|US6598641 *||Jan 5, 2000||Jul 29, 2003||Sumitomo Rubber Industries, Limited||Stitching ply edges into bead region|
|US7624779||Sep 1, 2005||Dec 1, 2009||Bridgestone Americas Tire Operations, Llc||Tire having a sidewall reinforcement|
|US7836929||Sep 1, 2005||Nov 23, 2010||Bridgestone Americas Tire Operations, Llc||Tire having a sidewall reinforcement|
|US7918258||Jun 23, 2006||Apr 5, 2011||Michelin Recherche Et Technique S.A.||Vehicle tire comprising looped crown reinforcement and circumferentially oriented crown reinforcement elements|
|US7926532||Jun 23, 2006||Apr 19, 2011||Michelin Recherche Et Technique S.A.||Vehicle tire|
|US20060162848 *||Mar 28, 2006||Jul 27, 2006||The Goodyear Tire & Rubber Company||Method for manufacturing carcass plies for a tire|
|US20060289101 *||Jun 23, 2006||Dec 28, 2006||Michelin Recherche Et Technique S.A.||Vehicle tire|
|US20060289102 *||Jun 23, 2006||Dec 28, 2006||Michelin Recherche Et Technique S.A.||Vehicle tire|
|US20070044887 *||Sep 1, 2005||Mar 1, 2007||Bridgestone Firestone North American Tire, Llc||Tire having a sidewall reinforcement|
|US20070044888 *||Sep 1, 2005||Mar 1, 2007||Bridgestone Firestone North American Tire, Llc||Tire having a sidewall reinforcement|
|US20070044889 *||Sep 1, 2005||Mar 1, 2007||Bridgestone Firestone North American Tire, Llc||Tire having a sidewall reinforcement|

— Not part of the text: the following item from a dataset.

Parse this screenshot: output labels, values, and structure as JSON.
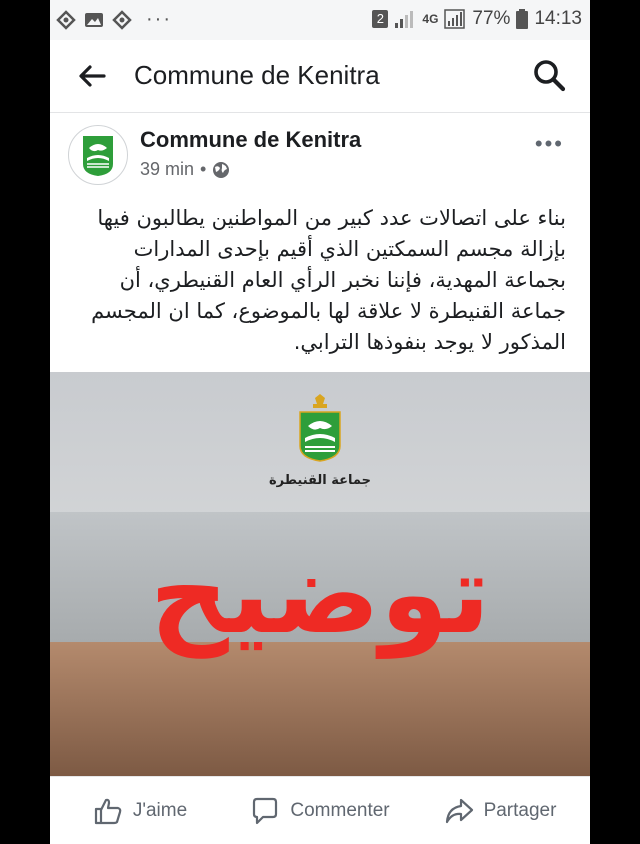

|US20100024960 *||Feb 4, 2010||Bridgestone Americas Tire Operations, Llc||Body ply and insert assembly method|
|U.S. Classification||152/551, 156/117, 152/552, 152/548, 152/563|
|International Classification||B29D30/38, B60C9/02, B29D30/34, B60C9/08, B29D30/08|
|Cooperative Classification||B29D2030/086, B60C9/08, Y10T152/10855, B29D30/34, B60C9/023|
|European Classification||B60C9/02K, B60C9/08, B29D30/34|
|Nov 20, 1997||AS||Assignment|
Owner name: COMPAGNIE GENERALE DES ETABLISSEMENTS MICHELIN-MIC
Free format text: ASSIGNMENT OF ASSIGNORS INTEREST;ASSIGNOR:JARA, ADAM;REEL/FRAME:008878/0749
Effective date: 19971110
|Jun 18, 2002||FPAY||Fee payment|
Year of fee payment: 4
|Jul 6, 2006||FPAY||Fee payment|
Year of fee payment: 8
|Aug 16, 2010||REMI||Maintenance fee reminder mailed|
|Jan 12, 2011||LAPS||Lapse for failure to pay maintenance fees|
|Mar 1, 2011||FP||Expired due to failure to pay maintenance fee|
Effective date: 20110112